When you bite down on a clove of raw garlic, a pleasurable hell breaks loose. First there’s the pungent scent that sears your nostrils, then your tongue catches fire, and if it’s a really hot clove, tears spring to your eyes. This is just the allium sativum's way of fending off squirrels, rats and other pests—that is, all of us who are addicted to the taste and smell of the “stinking rose.”
According to a study at the University of California at San Francisco and Lund University in Sweden, the simple act of crushing a clove starts a complex chemical reaction that fires up our pain neurons. In the August 23, 2005 Proceedings of the National Academy of Sciences (“Pungent Products from garlic activate the sensory ion channel TRPA1”), scientists found that eating garlic releases thiosulfinate allicin, a sulfurous compound that opens a specific cellular ion channel. Once the gates have been breached, other ions pile on, sending pain messages to the spinal cord and the brain as they inflame mucus membranes in the mouth and nose. Other fiery foods—wasabi, mustard and chilies—use similar channels to excite pain receptors.
Why do we like the sting of garlic and other spicy foods? In On Food and Cooking (2nd edition), Harold McGee suggests that the experience may be akin to the exhilaration of riding a rollercoaster or plunging into Lake Michigan in January. Eating salsa made with raw garlic may send danger signals to the brain, but since we know it won’t really hurt us, we “can savor the vertigo, shock and pain for their own sakes.” Endorphins kick in, creating a pleasurable glow as the pain fades.
And according to a 2005 Scripps Research Institute study published in Current Biology ("The Pungency of Garlic: Activation of TRPA1 and TRPV1 in Response to Allicin"),food may even taste better when the mouth is irritated by garlic’s sulfurous compounds. One of the study’s authors, associate professor Ardem Patapoutian, told National Geographic News that “…the activation of…pain neurons causes hypersensitivity in the mouth, so that other sensory/taste stimuli are enjoyed at more intense levels.” That means, when you eat salsa with, say, a beef fajita, the garlic inflames the mouth, heightening the flavor of the grilled meat, ripe tomatoes and, indeed, all the other ingredients.
Here’s a classic salsa recipe for Pico de Gallo (literally “rooster’s beak”). Serve it with homemade tortilla chips, or on top of scrambled eggs, or with any grilled meat, chicken or fish--or just eat it by the spoonful.

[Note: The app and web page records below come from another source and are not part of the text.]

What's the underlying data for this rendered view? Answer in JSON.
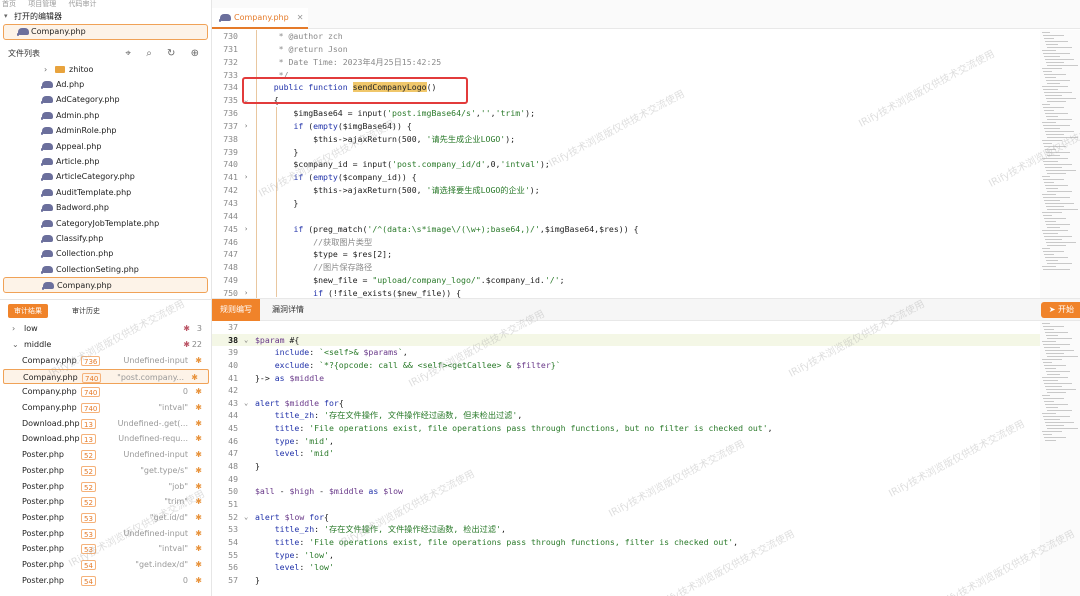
{
  "breadcrumb": [
    "首页",
    "项目管理",
    "代码审计"
  ],
  "open_editors": {
    "title": "打开的编辑器",
    "file": "Company.php"
  },
  "files": {
    "title": "文件列表",
    "folder": "zhitoo",
    "items": [
      "Ad.php",
      "AdCategory.php",
      "Admin.php",
      "AdminRole.php",
      "Appeal.php",
      "Article.php",
      "ArticleCategory.php",
      "AuditTemplate.php",
      "Badword.php",
      "CategoryJobTemplate.php",
      "Classify.php",
      "Collection.php",
      "CollectionSeting.php",
      "Company.php"
    ]
  },
  "result_tabs": {
    "active": "审计结果",
    "other": "审计历史"
  },
  "groups": {
    "low": {
      "label": "low",
      "count": "3"
    },
    "middle": {
      "label": "middle",
      "count": "22"
    }
  },
  "results": [
    {
      "file": "Company.php",
      "line": "736",
      "value": "Undefined-input"
    },
    {
      "file": "Company.php",
      "line": "740",
      "value": "\"post.company..."
    },
    {
      "file": "Company.php",
      "line": "740",
      "value": "0"
    },
    {
      "file": "Company.php",
      "line": "740",
      "value": "\"intval\""
    },
    {
      "file": "Download.php",
      "line": "13",
      "value": "Undefined-.get(..."
    },
    {
      "file": "Download.php",
      "line": "13",
      "value": "Undefined-requ..."
    },
    {
      "file": "Poster.php",
      "line": "52",
      "value": "Undefined-input"
    },
    {
      "file": "Poster.php",
      "line": "52",
      "value": "\"get.type/s\""
    },
    {
      "file": "Poster.php",
      "line": "52",
      "value": "\"job\""
    },
    {
      "file": "Poster.php",
      "line": "52",
      "value": "\"trim\""
    },
    {
      "file": "Poster.php",
      "line": "53",
      "value": "\"get.id/d\""
    },
    {
      "file": "Poster.php",
      "line": "53",
      "value": "Undefined-input"
    },
    {
      "file": "Poster.php",
      "line": "53",
      "value": "\"intval\""
    },
    {
      "file": "Poster.php",
      "line": "54",
      "value": "\"get.index/d\""
    },
    {
      "file": "Poster.php",
      "line": "54",
      "value": "0"
    }
  ],
  "editor_tab": "Company.php",
  "code": [
    {
      "n": "730",
      "t": "     * @author zch"
    },
    {
      "n": "731",
      "t": "     * @return Json"
    },
    {
      "n": "732",
      "t": "     * Date Time: 2023年4月25日15:42:25"
    },
    {
      "n": "733",
      "t": "     */"
    },
    {
      "n": "734",
      "t": "    public function sendCompanyLogo()"
    },
    {
      "n": "735",
      "t": "    {"
    },
    {
      "n": "736",
      "t": "        $imgBase64 = input('post.imgBase64/s','','trim');"
    },
    {
      "n": "737",
      "t": "        if (empty($imgBase64)) {"
    },
    {
      "n": "738",
      "t": "            $this->ajaxReturn(500, '请先生成企业LOGO');"
    },
    {
      "n": "739",
      "t": "        }"
    },
    {
      "n": "740",
      "t": "        $company_id = input('post.company_id/d',0,'intval');"
    },
    {
      "n": "741",
      "t": "        if (empty($company_id)) {"
    },
    {
      "n": "742",
      "t": "            $this->ajaxReturn(500, '请选择要生成LOGO的企业');"
    },
    {
      "n": "743",
      "t": "        }"
    },
    {
      "n": "744",
      "t": ""
    },
    {
      "n": "745",
      "t": "        if (preg_match('/^(data:\\s*image\\/(\\w+);base64,)/',$imgBase64,$res)) {"
    },
    {
      "n": "746",
      "t": "            //获取图片类型"
    },
    {
      "n": "747",
      "t": "            $type = $res[2];"
    },
    {
      "n": "748",
      "t": "            //图片保存路径"
    },
    {
      "n": "749",
      "t": "            $new_file = \"upload/company_logo/\".$company_id.'/';"
    },
    {
      "n": "750",
      "t": "            if (!file_exists($new_file)) {"
    }
  ],
  "bottom_tabs": {
    "active": "规则编写",
    "other": "漏洞详情"
  },
  "start_button": "开始",
  "rules": [
    {
      "n": "37",
      "t": ""
    },
    {
      "n": "38",
      "t": "$param #{"
    },
    {
      "n": "39",
      "t": "    include: `<self>& $params`,"
    },
    {
      "n": "40",
      "t": "    exclude: `*?{opcode: call && <self><getCallee> & $filter}`"
    },
    {
      "n": "41",
      "t": "}-> as $middle"
    },
    {
      "n": "42",
      "t": ""
    },
    {
      "n": "43",
      "t": "alert $middle for{"
    },
    {
      "n": "44",
      "t": "    title_zh: '存在文件操作, 文件操作经过函数, 但未检出过滤',"
    },
    {
      "n": "45",
      "t": "    title: 'File operations exist, file operations pass through functions, but no filter is checked out',"
    },
    {
      "n": "46",
      "t": "    type: 'mid',"
    },
    {
      "n": "47",
      "t": "    level: 'mid'"
    },
    {
      "n": "48",
      "t": "}"
    },
    {
      "n": "49",
      "t": ""
    },
    {
      "n": "50",
      "t": "$all - $high - $middle as $low"
    },
    {
      "n": "51",
      "t": ""
    },
    {
      "n": "52",
      "t": "alert $low for{"
    },
    {
      "n": "53",
      "t": "    title_zh: '存在文件操作, 文件操作经过函数, 检出过滤',"
    },
    {
      "n": "54",
      "t": "    title: 'File operations exist, file operations pass through functions, filter is checked out',"
    },
    {
      "n": "55",
      "t": "    type: 'low',"
    },
    {
      "n": "56",
      "t": "    level: 'low'"
    },
    {
      "n": "57",
      "t": "}"
    }
  ],
  "watermark": "IRify技术浏览版仅供技术交流使用",
  "colors": {
    "accent": "#f0832a",
    "highlight_box": "#e23b3b",
    "selection": "#fdf3e8"
  }
}
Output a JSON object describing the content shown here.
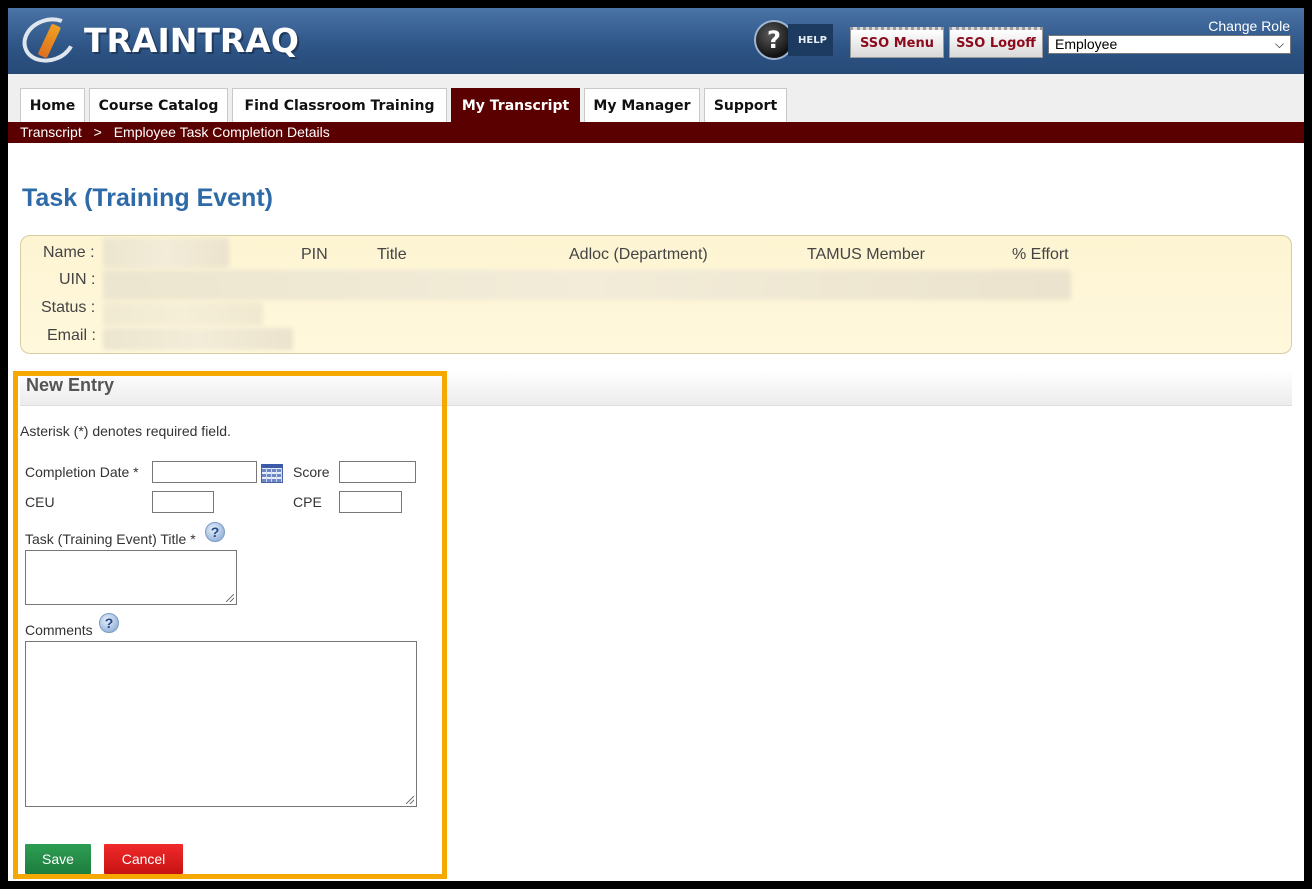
{
  "header": {
    "logo_text": "TRAINTRAQ",
    "help_label": "HELP",
    "help_glyph": "?",
    "sso_menu_label": "SSO Menu",
    "sso_logoff_label": "SSO Logoff",
    "change_role_label": "Change Role",
    "role_selected": "Employee"
  },
  "tabs": [
    {
      "label": "Home"
    },
    {
      "label": "Course Catalog"
    },
    {
      "label": "Find Classroom Training"
    },
    {
      "label": "My Transcript",
      "active": true
    },
    {
      "label": "My Manager"
    },
    {
      "label": "Support"
    }
  ],
  "breadcrumb": {
    "root": "Transcript",
    "separator": ">",
    "current": "Employee Task Completion Details"
  },
  "page_title": "Task (Training Event)",
  "employee_info": {
    "labels": {
      "name": "Name :",
      "uin": "UIN :",
      "status": "Status :",
      "email": "Email :"
    },
    "columns": [
      "PIN",
      "Title",
      "Adloc (Department)",
      "TAMUS Member",
      "% Effort"
    ]
  },
  "new_entry": {
    "title": "New Entry",
    "required_note": "Asterisk (*) denotes required field.",
    "completion_date_label": "Completion Date *",
    "score_label": "Score",
    "ceu_label": "CEU",
    "cpe_label": "CPE",
    "task_title_label": "Task (Training Event) Title *",
    "comments_label": "Comments",
    "completion_date_value": "",
    "score_value": "",
    "ceu_value": "",
    "cpe_value": "",
    "save_label": "Save",
    "cancel_label": "Cancel"
  },
  "colors": {
    "header_blue": "#2d5485",
    "tab_active": "#5a0000",
    "title_blue": "#2e6aa8",
    "highlight": "#f5a800",
    "save_green": "#1d7d3d",
    "cancel_red": "#e01818"
  }
}
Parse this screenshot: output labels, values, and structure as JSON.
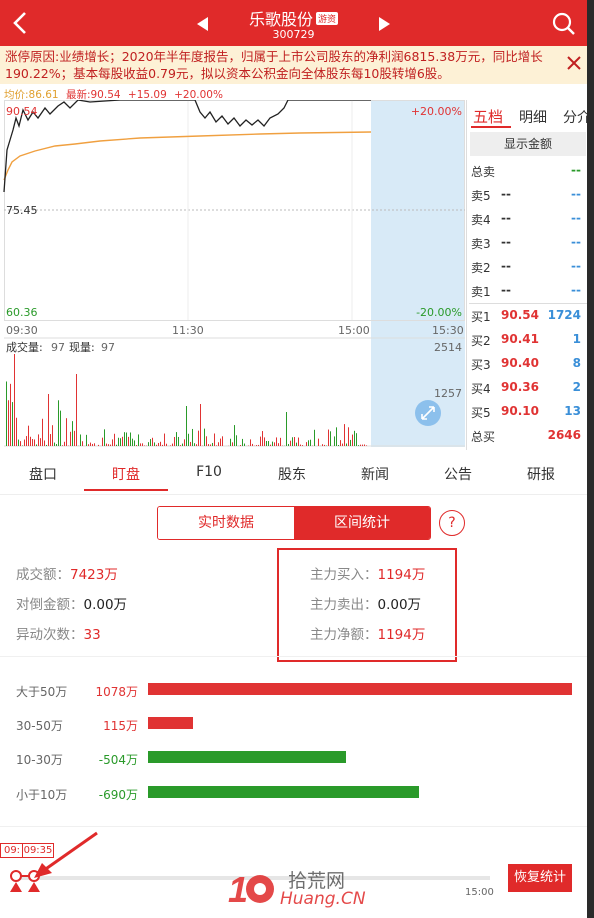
{
  "header": {
    "title": "乐歌股份",
    "badge": "游资",
    "code": "300729"
  },
  "notice": {
    "text": "涨停原因:业绩增长；2020年半年度报告，归属于上市公司股东的净利润6815.38万元，同比增长190.22%；基本每股收益0.79元，拟以资本公积金向全体股东每10股转增6股。"
  },
  "chart_info": {
    "avg_label": "均价:",
    "avg_value": "86.61",
    "latest_label": "最新:",
    "latest_value": "90.54",
    "change": "+15.09",
    "change_pct": "+20.00%"
  },
  "price_chart": {
    "y_high": "90.54",
    "y_mid": "75.45",
    "y_low": "60.36",
    "pct_high": "+20.00%",
    "pct_low": "-20.00%",
    "t1": "09:30",
    "t2": "11:30",
    "t3": "15:00",
    "t4": "15:30"
  },
  "volume_chart": {
    "label1": "成交量:",
    "value1": "97",
    "label2": "现量:",
    "value2": "97",
    "y_max": "2514",
    "y_mid": "1257"
  },
  "orderbook": {
    "tabs": [
      "五档",
      "明细",
      "分介"
    ],
    "show_amount": "显示金额",
    "total_sell_label": "总卖",
    "total_sell_value": "--",
    "sells": [
      {
        "label": "卖5",
        "price": "--",
        "vol": "--"
      },
      {
        "label": "卖4",
        "price": "--",
        "vol": "--"
      },
      {
        "label": "卖3",
        "price": "--",
        "vol": "--"
      },
      {
        "label": "卖2",
        "price": "--",
        "vol": "--"
      },
      {
        "label": "卖1",
        "price": "--",
        "vol": "--"
      }
    ],
    "buys": [
      {
        "label": "买1",
        "price": "90.54",
        "vol": "1724"
      },
      {
        "label": "买2",
        "price": "90.41",
        "vol": "1"
      },
      {
        "label": "买3",
        "price": "90.40",
        "vol": "8"
      },
      {
        "label": "买4",
        "price": "90.36",
        "vol": "2"
      },
      {
        "label": "买5",
        "price": "90.10",
        "vol": "13"
      }
    ],
    "total_buy_label": "总买",
    "total_buy_value": "2646"
  },
  "tabs": [
    "盘口",
    "盯盘",
    "F10",
    "股东",
    "新闻",
    "公告",
    "研报"
  ],
  "segment": {
    "left": "实时数据",
    "right": "区间统计",
    "help": "?"
  },
  "stats": {
    "turnover_label": "成交额：",
    "turnover_value": "7423万",
    "hedge_label": "对倒金额：",
    "hedge_value": "0.00万",
    "abnormal_label": "异动次数：",
    "abnormal_value": "33",
    "main_buy_label": "主力买入：",
    "main_buy_value": "1194万",
    "main_sell_label": "主力卖出：",
    "main_sell_value": "0.00万",
    "main_net_label": "主力净额：",
    "main_net_value": "1194万"
  },
  "fund_flow": [
    {
      "label": "大于50万",
      "value": "1078万",
      "amount": 1078,
      "color": "#e03333"
    },
    {
      "label": "30-50万",
      "value": "115万",
      "amount": 115,
      "color": "#e03333"
    },
    {
      "label": "10-30万",
      "value": "-504万",
      "amount": -504,
      "color": "#2a9a2a"
    },
    {
      "label": "小于10万",
      "value": "-690万",
      "amount": -690,
      "color": "#2a9a2a"
    }
  ],
  "timeline": {
    "start_box": "09:",
    "start_time": "09:35",
    "end_time": "15:00",
    "restore_button": "恢复统计"
  },
  "watermark": {
    "cn": "拾荒网",
    "en": "Huang.CN"
  },
  "colors": {
    "brand_red": "#e02a2a",
    "up": "#e03333",
    "down": "#2a9a2a",
    "price_line": "#222222",
    "avg_line": "#f0a040"
  }
}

Pico de Gallo (Tomato, Cilantro and Garlic Salsa)
Makes about 3 cups
1 pound plum or other ripe tomatoes, chopped
4-5 cloves of garlic, finely chopped, or to taste
1 medium yellow onion, finely chopped
1 small bunch cilantro, leaves finely chopped
1 or more Serrano chilies, seeds removed and finely chopped
1 tablespoon canola oil
Salt to taste
Lime juice to taste
Combine the tomatoes, garlic, onion, cilantro, Serrano chilies and canola oil in a large bowl. Add salt and lime juice to taste. Allow the flavors to mingle for at least 30 minutes before serving. Taste the salsa once more before bringing it to the table, adding more of any ingredients if desired.
Editor’s Note: To read the original articles cited in this post, go to the websites for The Proceedings of the National Academy of Sciences and Current Biology. See also Harold McGee, On Food and Cooking: The Science and Lore of the Kitchen, Scribner, 2004.